Making a List, Checking it Twice
The command line organizes your computer’s files and directories into a tree-like map. The very first directory is known as the root directory and it is the parent of all parents. Each directory that follows can contain other files and other directories. Now, if we want to see what files are in a directory (folder) we can run the command ls in the command line. If you run this when you first open a new terminal window you will probably see something that looks like this.
Getting Lost in the Deepest of Directories
Before we go about finding our way deep into the trenches of directories I’m going to teach you how to check where you are. The command pwd will tell you right where you are. Our next command cd stands for change directory and just as you would click on a folder in whichever file-finder your computer may use (Windows Explorer for Windows and Finder for Mac), cd can take you through your directories with ease. Say I am in my root directory and I want to change into my Development directory. I would use a command like this:
Simple enough, huh? Here’s a quick example of how that would look using all of the commands we’ve discussed so far.
cd can take us down one directory at a time or we can double it up and travel even further down.
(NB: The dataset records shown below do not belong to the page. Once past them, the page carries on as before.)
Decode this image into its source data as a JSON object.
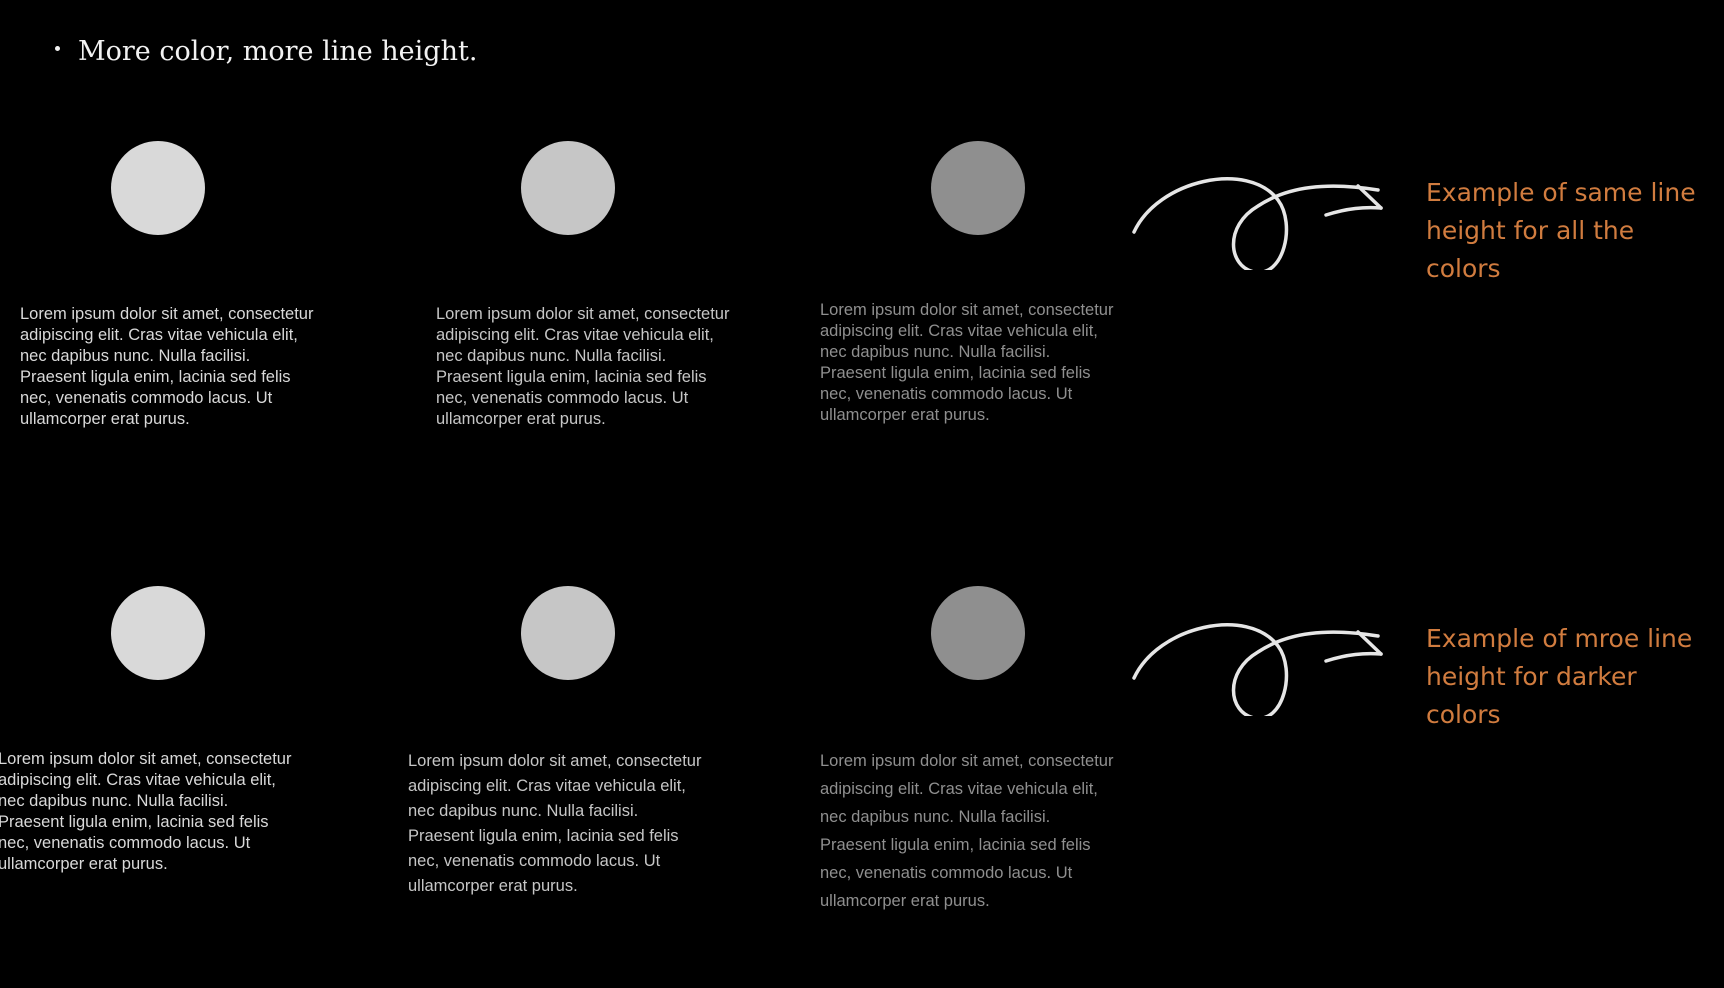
{
  "heading": "More color, more line height.",
  "colors": {
    "light": "#d9d9d9",
    "mid": "#c6c6c6",
    "dark": "#8f8f8f",
    "annotation": "#d17c3f",
    "arrow": "#e6e6e6"
  },
  "icons": {
    "arrow": "curly-arrow-icon"
  },
  "rows": [
    {
      "note": [
        "Example of same line",
        "height for all the",
        "colors"
      ],
      "columns": [
        {
          "lines": [
            "Lorem ipsum dolor sit amet, consectetur",
            "adipiscing elit. Cras vitae vehicula elit,",
            "nec dapibus nunc. Nulla facilisi.",
            "Praesent ligula enim, lacinia sed felis",
            "nec, venenatis commodo lacus. Ut",
            "ullamcorper erat purus."
          ]
        },
        {
          "lines": [
            "Lorem ipsum dolor sit amet, consectetur",
            "adipiscing elit. Cras vitae vehicula elit,",
            "nec dapibus nunc. Nulla facilisi.",
            "Praesent ligula enim, lacinia sed felis",
            "nec, venenatis commodo lacus. Ut",
            "ullamcorper erat purus."
          ]
        },
        {
          "lines": [
            "Lorem ipsum dolor sit amet, consectetur",
            "adipiscing elit. Cras vitae vehicula elit,",
            "nec dapibus nunc. Nulla facilisi.",
            "Praesent ligula enim, lacinia sed felis",
            "nec, venenatis commodo lacus. Ut",
            "ullamcorper erat purus."
          ]
        }
      ]
    },
    {
      "note": [
        "Example of mroe line",
        "height for darker",
        "colors"
      ],
      "columns": [
        {
          "lines": [
            "Lorem ipsum dolor sit amet, consectetur",
            "adipiscing elit. Cras vitae vehicula elit,",
            "nec dapibus nunc. Nulla facilisi.",
            "Praesent ligula enim, lacinia sed felis",
            "nec, venenatis commodo lacus. Ut",
            "ullamcorper erat purus."
          ]
        },
        {
          "lines": [
            "Lorem ipsum dolor sit amet, consectetur",
            "adipiscing elit. Cras vitae vehicula elit,",
            "nec dapibus nunc. Nulla facilisi.",
            "Praesent ligula enim, lacinia sed felis",
            "nec, venenatis commodo lacus. Ut",
            "ullamcorper erat purus."
          ]
        },
        {
          "lines": [
            "Lorem ipsum dolor sit amet, consectetur",
            "adipiscing elit. Cras vitae vehicula elit,",
            "nec dapibus nunc. Nulla facilisi.",
            "Praesent ligula enim, lacinia sed felis",
            "nec, venenatis commodo lacus. Ut",
            "ullamcorper erat purus."
          ]
        }
      ]
    }
  ]
}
We can go down as many directories as we want at once.
We could seriously go down as far as we might like but what goes down must come up. If you want to travel the other way back up you can use this command to travel up one level and the following command to travel up 2 levels at once.
Wooh! All of that has treated us to some serious traversing. Now lets learn a bit about creating directories and files right from the command line.
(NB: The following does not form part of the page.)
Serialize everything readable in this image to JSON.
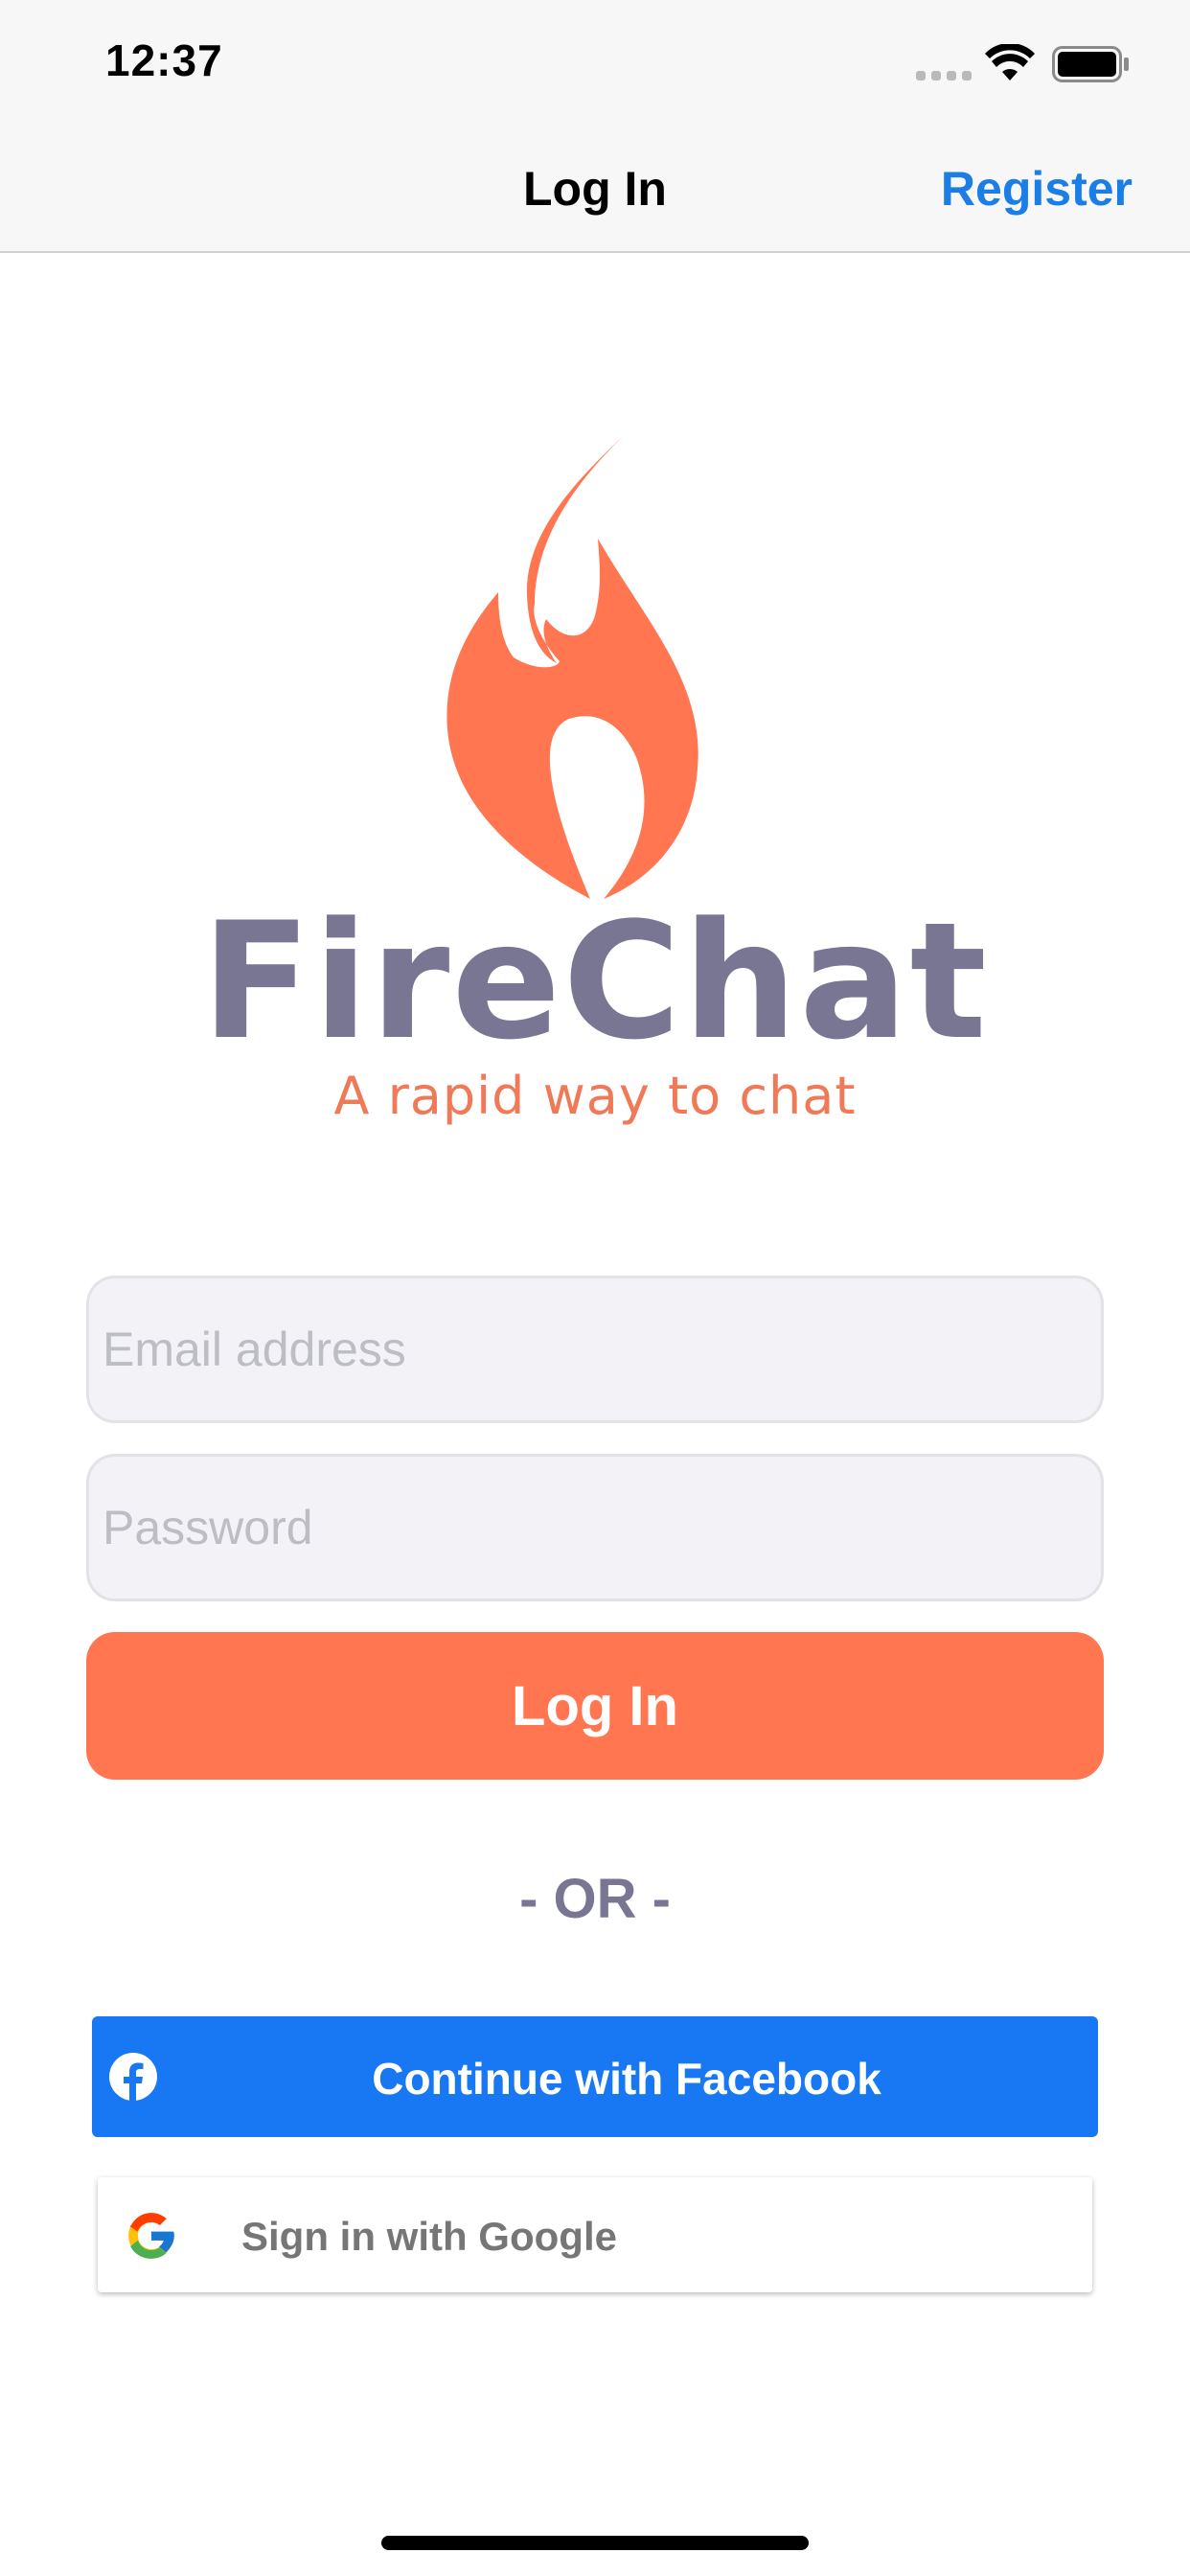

Making some dirs
Oftentimes you’re on such a roll when you’re working with the command line you don’t have time to use another piece of software to create a directory or a file, you need it quick and you need it now. Thats where mkdir (make a directory) and touch come in. First make sure you are inside of whichever directory you’d like to create a new directory inside of, (hint hint you can use pwd to double check) and then use the following command mkdir <file-name> and voila! A new directory appears right before your eyes. Here is an example of how you would create a directory, change into that directory and then create a new file inside of that directory.
touch creates a new file for you inside of whichever directory you are inside of. Pretty simple but pretty magic, gotta love good a good old fashioned command line, line of code.
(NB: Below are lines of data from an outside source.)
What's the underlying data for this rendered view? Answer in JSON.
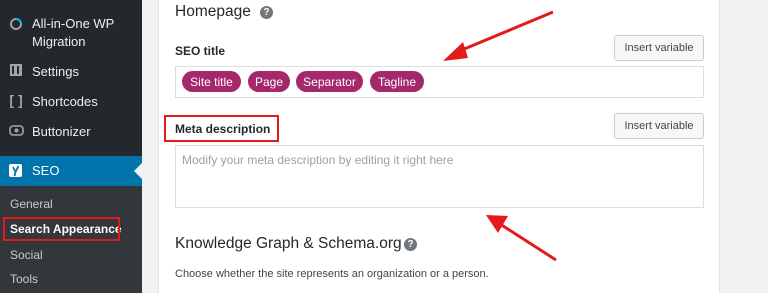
{
  "sidebar": {
    "items": [
      {
        "label_line1": "All-in-One WP",
        "label_line2": "Migration",
        "icon": "migration-icon"
      },
      {
        "label": "Settings",
        "icon": "settings-icon"
      },
      {
        "label": "Shortcodes",
        "icon": "shortcodes-icon"
      },
      {
        "label": "Buttonizer",
        "icon": "buttonizer-icon"
      }
    ],
    "seo": {
      "label": "SEO",
      "icon": "yoast-icon"
    },
    "submenu": [
      "General",
      "Search Appearance",
      "Social",
      "Tools"
    ],
    "submenu_current": "Search Appearance"
  },
  "main": {
    "homepage_heading": "Homepage",
    "help_glyph": "?",
    "seo_title_label": "SEO title",
    "insert_variable_label": "Insert variable",
    "seo_title_pills": [
      "Site title",
      "Page",
      "Separator",
      "Tagline"
    ],
    "meta_label": "Meta description",
    "meta_placeholder": "Modify your meta description by editing it right here",
    "kg_heading": "Knowledge Graph & Schema.org",
    "kg_description": "Choose whether the site represents an organization or a person."
  },
  "colors": {
    "sidebar_bg": "#23282d",
    "active_menu": "#0073aa",
    "pill": "#a4286a",
    "annotation": "#e41a1a"
  }
}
Simple Helper Commands
These are just a few simple helper commands that can be used to make your experience with the command line a little bit more enjoyable. clear can be used to clear your busy terminal window and make it nice and readable again. tab can used to autocomplete an entry while typing, so for instance if i was typing out a command..
I hit the tab button on my keyboard and saved myself so much typing (not that much but still though). In addition to these two slightly helpful tools, you can also use the up and down arrows on your keyboard to cycle through your previous commands.
Wrapping it up..
You can utilize all of these commands to traverse through your entire computers filesystem, up, down and back around. You now can even create a few new files in just a moment now. There is still plenty to learn about the command line and just how powerful and enjoyable it truly is. So go ahead and research some more about everything that the command line can do!